DATA SHOWN:
_ _ _ _ _ _ _
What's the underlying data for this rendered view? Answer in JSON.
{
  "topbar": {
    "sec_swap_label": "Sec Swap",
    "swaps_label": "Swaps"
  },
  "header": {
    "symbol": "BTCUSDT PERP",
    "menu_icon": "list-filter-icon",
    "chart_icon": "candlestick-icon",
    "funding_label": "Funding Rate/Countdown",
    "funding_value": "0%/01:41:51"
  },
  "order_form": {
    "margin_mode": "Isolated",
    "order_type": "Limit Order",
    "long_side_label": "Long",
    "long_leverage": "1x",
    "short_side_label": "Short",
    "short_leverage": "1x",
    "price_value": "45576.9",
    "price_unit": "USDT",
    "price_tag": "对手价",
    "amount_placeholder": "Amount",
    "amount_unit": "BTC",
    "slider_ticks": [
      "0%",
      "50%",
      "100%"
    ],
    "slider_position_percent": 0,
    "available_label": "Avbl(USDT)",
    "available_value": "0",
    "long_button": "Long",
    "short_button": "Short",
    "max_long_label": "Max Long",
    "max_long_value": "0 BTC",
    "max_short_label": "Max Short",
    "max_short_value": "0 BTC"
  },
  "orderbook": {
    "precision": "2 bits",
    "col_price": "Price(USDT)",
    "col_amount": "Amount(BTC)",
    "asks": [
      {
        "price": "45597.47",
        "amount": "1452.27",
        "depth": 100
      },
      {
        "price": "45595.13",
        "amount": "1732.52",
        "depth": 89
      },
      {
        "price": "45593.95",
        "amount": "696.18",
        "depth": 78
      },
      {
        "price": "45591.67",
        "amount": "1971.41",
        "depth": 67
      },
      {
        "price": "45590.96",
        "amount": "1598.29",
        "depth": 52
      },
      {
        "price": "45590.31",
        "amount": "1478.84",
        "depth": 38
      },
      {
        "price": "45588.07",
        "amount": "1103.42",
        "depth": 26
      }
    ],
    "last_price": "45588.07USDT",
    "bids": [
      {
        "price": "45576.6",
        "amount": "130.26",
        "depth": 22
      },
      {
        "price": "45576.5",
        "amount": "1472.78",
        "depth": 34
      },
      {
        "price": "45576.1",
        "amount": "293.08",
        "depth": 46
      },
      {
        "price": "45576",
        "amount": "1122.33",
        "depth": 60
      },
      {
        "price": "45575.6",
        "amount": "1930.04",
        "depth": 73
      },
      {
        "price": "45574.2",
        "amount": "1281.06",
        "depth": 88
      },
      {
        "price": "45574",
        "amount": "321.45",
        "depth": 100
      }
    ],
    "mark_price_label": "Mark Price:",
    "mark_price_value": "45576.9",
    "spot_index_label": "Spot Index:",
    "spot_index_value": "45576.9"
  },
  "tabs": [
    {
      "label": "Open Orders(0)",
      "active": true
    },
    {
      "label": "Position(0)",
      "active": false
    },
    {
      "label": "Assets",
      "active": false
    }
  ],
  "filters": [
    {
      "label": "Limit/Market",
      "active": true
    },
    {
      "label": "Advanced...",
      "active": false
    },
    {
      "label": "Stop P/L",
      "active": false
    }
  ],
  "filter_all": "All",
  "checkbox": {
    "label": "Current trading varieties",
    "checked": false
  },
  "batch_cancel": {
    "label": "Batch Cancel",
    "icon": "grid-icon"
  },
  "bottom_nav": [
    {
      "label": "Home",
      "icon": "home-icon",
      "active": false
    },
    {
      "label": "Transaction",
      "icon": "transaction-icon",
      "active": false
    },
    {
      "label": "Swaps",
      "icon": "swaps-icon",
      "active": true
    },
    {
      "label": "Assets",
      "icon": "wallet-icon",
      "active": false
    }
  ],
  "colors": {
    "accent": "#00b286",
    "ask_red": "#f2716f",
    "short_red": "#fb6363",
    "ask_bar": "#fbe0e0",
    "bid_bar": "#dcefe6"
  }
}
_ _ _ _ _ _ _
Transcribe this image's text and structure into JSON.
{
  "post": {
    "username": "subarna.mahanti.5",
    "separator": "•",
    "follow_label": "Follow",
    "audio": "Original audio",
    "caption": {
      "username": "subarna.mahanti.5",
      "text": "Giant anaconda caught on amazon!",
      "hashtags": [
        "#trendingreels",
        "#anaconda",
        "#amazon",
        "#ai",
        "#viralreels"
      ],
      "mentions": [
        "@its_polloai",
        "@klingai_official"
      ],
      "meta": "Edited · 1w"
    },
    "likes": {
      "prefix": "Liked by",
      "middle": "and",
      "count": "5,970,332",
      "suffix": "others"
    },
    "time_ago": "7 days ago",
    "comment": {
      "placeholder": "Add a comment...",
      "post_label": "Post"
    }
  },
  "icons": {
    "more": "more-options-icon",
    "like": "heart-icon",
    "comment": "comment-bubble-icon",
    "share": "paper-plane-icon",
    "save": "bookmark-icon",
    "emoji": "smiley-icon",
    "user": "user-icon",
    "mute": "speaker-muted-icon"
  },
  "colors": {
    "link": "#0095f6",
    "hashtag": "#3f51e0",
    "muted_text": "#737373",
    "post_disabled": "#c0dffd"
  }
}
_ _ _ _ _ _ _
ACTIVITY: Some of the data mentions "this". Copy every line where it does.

COMPLETED TASK:
What's the underlying data for this rendered view? Answer in JSON.
Transcribe this image's text and structure into JSON.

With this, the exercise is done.